• [SUPPLIED MATERIAL]:
▼

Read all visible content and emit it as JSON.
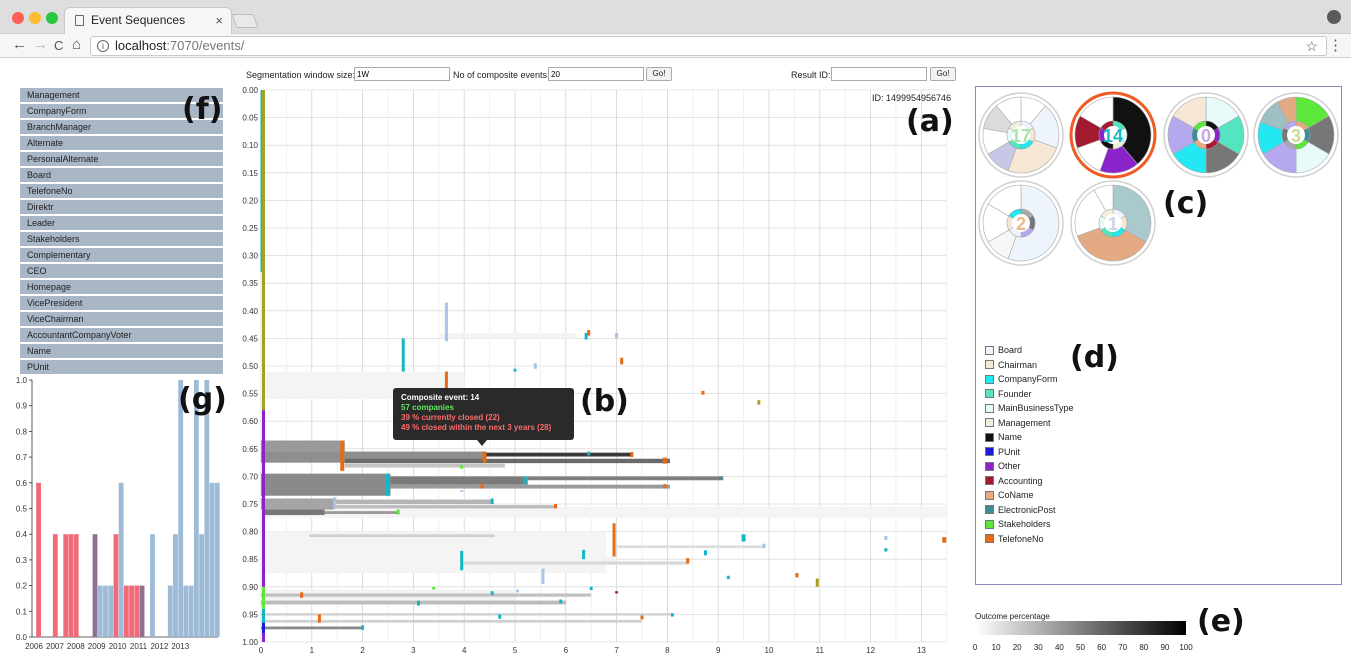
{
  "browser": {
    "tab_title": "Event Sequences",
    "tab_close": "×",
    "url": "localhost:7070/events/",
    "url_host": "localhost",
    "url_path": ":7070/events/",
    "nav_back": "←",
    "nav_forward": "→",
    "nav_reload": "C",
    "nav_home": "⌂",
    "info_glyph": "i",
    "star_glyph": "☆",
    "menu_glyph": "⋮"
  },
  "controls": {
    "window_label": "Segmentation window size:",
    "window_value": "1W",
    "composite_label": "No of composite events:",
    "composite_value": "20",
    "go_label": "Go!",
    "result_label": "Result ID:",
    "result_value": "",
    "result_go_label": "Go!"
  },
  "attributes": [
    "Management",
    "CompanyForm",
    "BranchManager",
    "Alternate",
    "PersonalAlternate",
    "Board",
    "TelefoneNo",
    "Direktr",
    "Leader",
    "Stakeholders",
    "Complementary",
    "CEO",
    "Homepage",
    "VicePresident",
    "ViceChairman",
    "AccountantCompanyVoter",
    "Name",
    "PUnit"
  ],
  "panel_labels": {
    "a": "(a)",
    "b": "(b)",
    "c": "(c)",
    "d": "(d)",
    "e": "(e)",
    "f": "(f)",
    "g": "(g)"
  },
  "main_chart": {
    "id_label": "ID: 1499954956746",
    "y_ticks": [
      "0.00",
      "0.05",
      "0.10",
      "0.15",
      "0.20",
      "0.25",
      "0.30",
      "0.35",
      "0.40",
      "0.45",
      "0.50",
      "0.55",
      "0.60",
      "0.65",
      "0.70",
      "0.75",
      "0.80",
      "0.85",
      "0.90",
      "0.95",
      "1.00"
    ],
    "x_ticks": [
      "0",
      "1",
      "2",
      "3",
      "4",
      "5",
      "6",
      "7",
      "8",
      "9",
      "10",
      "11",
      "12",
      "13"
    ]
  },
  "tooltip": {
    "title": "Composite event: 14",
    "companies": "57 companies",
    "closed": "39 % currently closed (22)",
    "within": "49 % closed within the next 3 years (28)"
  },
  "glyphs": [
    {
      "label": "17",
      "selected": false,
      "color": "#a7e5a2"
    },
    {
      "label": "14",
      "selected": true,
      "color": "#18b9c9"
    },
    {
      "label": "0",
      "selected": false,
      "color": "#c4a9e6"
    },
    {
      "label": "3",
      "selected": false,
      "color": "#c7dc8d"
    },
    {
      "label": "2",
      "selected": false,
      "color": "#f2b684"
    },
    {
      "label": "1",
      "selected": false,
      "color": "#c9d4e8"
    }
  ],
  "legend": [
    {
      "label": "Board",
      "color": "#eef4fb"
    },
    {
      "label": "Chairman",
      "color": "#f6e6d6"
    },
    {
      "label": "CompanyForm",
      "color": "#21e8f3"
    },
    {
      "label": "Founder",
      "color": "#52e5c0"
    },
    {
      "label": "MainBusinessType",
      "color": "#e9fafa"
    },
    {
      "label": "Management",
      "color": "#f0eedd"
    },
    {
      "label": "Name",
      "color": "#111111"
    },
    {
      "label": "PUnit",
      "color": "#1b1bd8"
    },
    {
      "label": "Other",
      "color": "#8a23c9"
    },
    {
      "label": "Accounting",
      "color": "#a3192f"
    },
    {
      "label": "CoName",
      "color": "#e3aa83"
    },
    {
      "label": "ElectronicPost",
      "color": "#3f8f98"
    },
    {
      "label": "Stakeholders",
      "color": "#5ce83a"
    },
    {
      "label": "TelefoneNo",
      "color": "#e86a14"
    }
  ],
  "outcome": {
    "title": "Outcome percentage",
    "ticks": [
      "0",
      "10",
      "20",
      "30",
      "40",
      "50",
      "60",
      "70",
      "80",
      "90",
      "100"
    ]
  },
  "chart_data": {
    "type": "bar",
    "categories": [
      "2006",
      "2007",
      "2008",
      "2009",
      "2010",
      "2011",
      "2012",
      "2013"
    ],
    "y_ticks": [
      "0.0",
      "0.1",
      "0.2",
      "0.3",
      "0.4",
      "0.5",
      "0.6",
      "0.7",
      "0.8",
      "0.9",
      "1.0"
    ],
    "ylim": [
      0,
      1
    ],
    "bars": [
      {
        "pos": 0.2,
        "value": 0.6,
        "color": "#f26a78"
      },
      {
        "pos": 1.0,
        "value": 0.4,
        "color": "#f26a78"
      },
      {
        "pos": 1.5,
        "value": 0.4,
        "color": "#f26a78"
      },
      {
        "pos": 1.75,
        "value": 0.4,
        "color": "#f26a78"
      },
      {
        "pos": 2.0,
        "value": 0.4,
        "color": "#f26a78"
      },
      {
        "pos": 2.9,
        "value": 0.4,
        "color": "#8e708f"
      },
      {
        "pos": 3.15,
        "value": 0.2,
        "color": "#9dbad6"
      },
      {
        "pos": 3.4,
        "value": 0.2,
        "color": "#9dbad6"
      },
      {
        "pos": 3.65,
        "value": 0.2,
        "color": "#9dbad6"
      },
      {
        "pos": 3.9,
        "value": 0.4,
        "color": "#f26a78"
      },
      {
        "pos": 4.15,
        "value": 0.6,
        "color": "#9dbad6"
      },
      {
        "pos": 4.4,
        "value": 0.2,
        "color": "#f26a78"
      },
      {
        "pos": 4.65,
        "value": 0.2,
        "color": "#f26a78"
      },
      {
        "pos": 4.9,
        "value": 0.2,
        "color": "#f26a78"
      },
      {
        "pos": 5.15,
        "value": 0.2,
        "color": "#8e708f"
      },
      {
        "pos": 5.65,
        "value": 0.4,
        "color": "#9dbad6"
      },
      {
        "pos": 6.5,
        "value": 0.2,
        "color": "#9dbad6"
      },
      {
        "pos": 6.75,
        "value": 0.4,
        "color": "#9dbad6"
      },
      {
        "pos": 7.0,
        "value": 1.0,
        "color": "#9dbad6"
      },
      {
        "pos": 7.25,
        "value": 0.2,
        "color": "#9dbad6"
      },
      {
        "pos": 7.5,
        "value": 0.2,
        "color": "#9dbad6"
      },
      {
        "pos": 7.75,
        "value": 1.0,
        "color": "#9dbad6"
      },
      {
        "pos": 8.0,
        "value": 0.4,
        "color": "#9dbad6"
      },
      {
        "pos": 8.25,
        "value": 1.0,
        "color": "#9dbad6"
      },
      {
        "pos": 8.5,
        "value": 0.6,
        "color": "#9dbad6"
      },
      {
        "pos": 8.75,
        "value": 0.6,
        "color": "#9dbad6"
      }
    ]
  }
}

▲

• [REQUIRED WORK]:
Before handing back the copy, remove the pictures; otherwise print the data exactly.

• [RESPONSE TO THE TASK]:
Read all visible content and emit it as JSON.
{
  "browser": {
    "tab_title": "Event Sequences",
    "tab_close": "×",
    "url": "localhost:7070/events/",
    "url_host": "localhost",
    "url_path": ":7070/events/",
    "nav_back": "←",
    "nav_forward": "→",
    "nav_reload": "C",
    "nav_home": "⌂",
    "info_glyph": "i",
    "star_glyph": "☆",
    "menu_glyph": "⋮"
  },
  "controls": {
    "window_label": "Segmentation window size:",
    "window_value": "1W",
    "composite_label": "No of composite events:",
    "composite_value": "20",
    "go_label": "Go!",
    "result_label": "Result ID:",
    "result_value": "",
    "result_go_label": "Go!"
  },
  "attributes": [
    "Management",
    "CompanyForm",
    "BranchManager",
    "Alternate",
    "PersonalAlternate",
    "Board",
    "TelefoneNo",
    "Direktr",
    "Leader",
    "Stakeholders",
    "Complementary",
    "CEO",
    "Homepage",
    "VicePresident",
    "ViceChairman",
    "AccountantCompanyVoter",
    "Name",
    "PUnit"
  ],
  "panel_labels": {
    "a": "(a)",
    "b": "(b)",
    "c": "(c)",
    "d": "(d)",
    "e": "(e)",
    "f": "(f)",
    "g": "(g)"
  },
  "main_chart": {
    "id_label": "ID: 1499954956746",
    "y_ticks": [
      "0.00",
      "0.05",
      "0.10",
      "0.15",
      "0.20",
      "0.25",
      "0.30",
      "0.35",
      "0.40",
      "0.45",
      "0.50",
      "0.55",
      "0.60",
      "0.65",
      "0.70",
      "0.75",
      "0.80",
      "0.85",
      "0.90",
      "0.95",
      "1.00"
    ],
    "x_ticks": [
      "0",
      "1",
      "2",
      "3",
      "4",
      "5",
      "6",
      "7",
      "8",
      "9",
      "10",
      "11",
      "12",
      "13"
    ]
  },
  "tooltip": {
    "title": "Composite event: 14",
    "companies": "57 companies",
    "closed": "39 % currently closed (22)",
    "within": "49 % closed within the next 3 years (28)"
  },
  "glyphs": [
    {
      "label": "17",
      "selected": false,
      "color": "#a7e5a2"
    },
    {
      "label": "14",
      "selected": true,
      "color": "#18b9c9"
    },
    {
      "label": "0",
      "selected": false,
      "color": "#c4a9e6"
    },
    {
      "label": "3",
      "selected": false,
      "color": "#c7dc8d"
    },
    {
      "label": "2",
      "selected": false,
      "color": "#f2b684"
    },
    {
      "label": "1",
      "selected": false,
      "color": "#c9d4e8"
    }
  ],
  "legend": [
    {
      "label": "Board",
      "color": "#eef4fb"
    },
    {
      "label": "Chairman",
      "color": "#f6e6d6"
    },
    {
      "label": "CompanyForm",
      "color": "#21e8f3"
    },
    {
      "label": "Founder",
      "color": "#52e5c0"
    },
    {
      "label": "MainBusinessType",
      "color": "#e9fafa"
    },
    {
      "label": "Management",
      "color": "#f0eedd"
    },
    {
      "label": "Name",
      "color": "#111111"
    },
    {
      "label": "PUnit",
      "color": "#1b1bd8"
    },
    {
      "label": "Other",
      "color": "#8a23c9"
    },
    {
      "label": "Accounting",
      "color": "#a3192f"
    },
    {
      "label": "CoName",
      "color": "#e3aa83"
    },
    {
      "label": "ElectronicPost",
      "color": "#3f8f98"
    },
    {
      "label": "Stakeholders",
      "color": "#5ce83a"
    },
    {
      "label": "TelefoneNo",
      "color": "#e86a14"
    }
  ],
  "outcome": {
    "title": "Outcome percentage",
    "ticks": [
      "0",
      "10",
      "20",
      "30",
      "40",
      "50",
      "60",
      "70",
      "80",
      "90",
      "100"
    ]
  },
  "chart_data": {
    "type": "bar",
    "categories": [
      "2006",
      "2007",
      "2008",
      "2009",
      "2010",
      "2011",
      "2012",
      "2013"
    ],
    "y_ticks": [
      "0.0",
      "0.1",
      "0.2",
      "0.3",
      "0.4",
      "0.5",
      "0.6",
      "0.7",
      "0.8",
      "0.9",
      "1.0"
    ],
    "ylim": [
      0,
      1
    ],
    "bars": [
      {
        "pos": 0.2,
        "value": 0.6,
        "color": "#f26a78"
      },
      {
        "pos": 1.0,
        "value": 0.4,
        "color": "#f26a78"
      },
      {
        "pos": 1.5,
        "value": 0.4,
        "color": "#f26a78"
      },
      {
        "pos": 1.75,
        "value": 0.4,
        "color": "#f26a78"
      },
      {
        "pos": 2.0,
        "value": 0.4,
        "color": "#f26a78"
      },
      {
        "pos": 2.9,
        "value": 0.4,
        "color": "#8e708f"
      },
      {
        "pos": 3.15,
        "value": 0.2,
        "color": "#9dbad6"
      },
      {
        "pos": 3.4,
        "value": 0.2,
        "color": "#9dbad6"
      },
      {
        "pos": 3.65,
        "value": 0.2,
        "color": "#9dbad6"
      },
      {
        "pos": 3.9,
        "value": 0.4,
        "color": "#f26a78"
      },
      {
        "pos": 4.15,
        "value": 0.6,
        "color": "#9dbad6"
      },
      {
        "pos": 4.4,
        "value": 0.2,
        "color": "#f26a78"
      },
      {
        "pos": 4.65,
        "value": 0.2,
        "color": "#f26a78"
      },
      {
        "pos": 4.9,
        "value": 0.2,
        "color": "#f26a78"
      },
      {
        "pos": 5.15,
        "value": 0.2,
        "color": "#8e708f"
      },
      {
        "pos": 5.65,
        "value": 0.4,
        "color": "#9dbad6"
      },
      {
        "pos": 6.5,
        "value": 0.2,
        "color": "#9dbad6"
      },
      {
        "pos": 6.75,
        "value": 0.4,
        "color": "#9dbad6"
      },
      {
        "pos": 7.0,
        "value": 1.0,
        "color": "#9dbad6"
      },
      {
        "pos": 7.25,
        "value": 0.2,
        "color": "#9dbad6"
      },
      {
        "pos": 7.5,
        "value": 0.2,
        "color": "#9dbad6"
      },
      {
        "pos": 7.75,
        "value": 1.0,
        "color": "#9dbad6"
      },
      {
        "pos": 8.0,
        "value": 0.4,
        "color": "#9dbad6"
      },
      {
        "pos": 8.25,
        "value": 1.0,
        "color": "#9dbad6"
      },
      {
        "pos": 8.5,
        "value": 0.6,
        "color": "#9dbad6"
      },
      {
        "pos": 8.75,
        "value": 0.6,
        "color": "#9dbad6"
      }
    ]
  }
}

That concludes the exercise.